Learning to learn about learning...

Besides geology, I am also finding that I'm learning a lot about my own learning style this time around. I've found that to feel comfortable with the subject matter, I have been asking myself (and quite often my professors) questions related to the subject at hand, but not necessarily related to the required material for the course.

I think this started because I realized, if I do someday succeed at becoming a science teacher, unless I teach the same exact courses that I'm taking now, I'll need to understand molecules, igneous rocks, plate tectonics, or whatever on their own, and not just how they fit in with one particular course's narrative. I want to cover all the bases, "build a fence around" the material, so to speak.

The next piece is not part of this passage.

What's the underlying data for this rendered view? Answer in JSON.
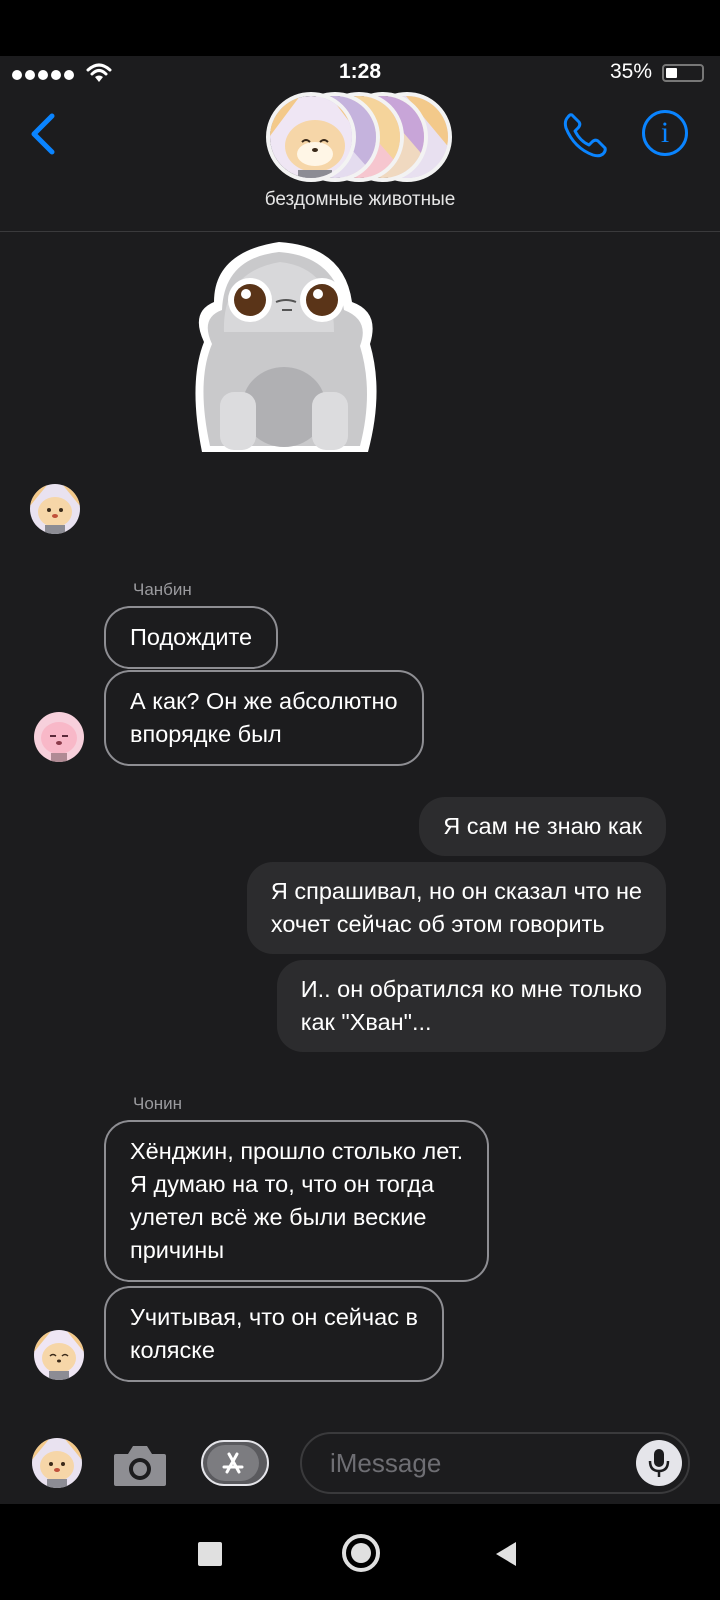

Then I realized that I was asking extra questions really to feel confident in my own knowledge of the material.  I'd like to know, for example, not just that magma plutons form, or even how, but also WHY. On the one hand, I am giving myself more work, digging deeper like this, but on the other, this way it's less about memorizing the shapes and names of random, otherwise unrelated things, and more about thinking through the systems and processes we're talking about. I have found that for me, a subject is actually easier to recall given a foundation of knowledge beneath it. 

1 comment:

  1. Gracious, don't infect the others! Who knows where this sort of broad inquiry-based approach to learning will lead? You're not trying to erode professorial authority, are you? So I guess you're too good for being passively spoon-fed random factoids now, eh? Well, fine, seek deeper understanding if you insist. Just don't expect it to be on the exam.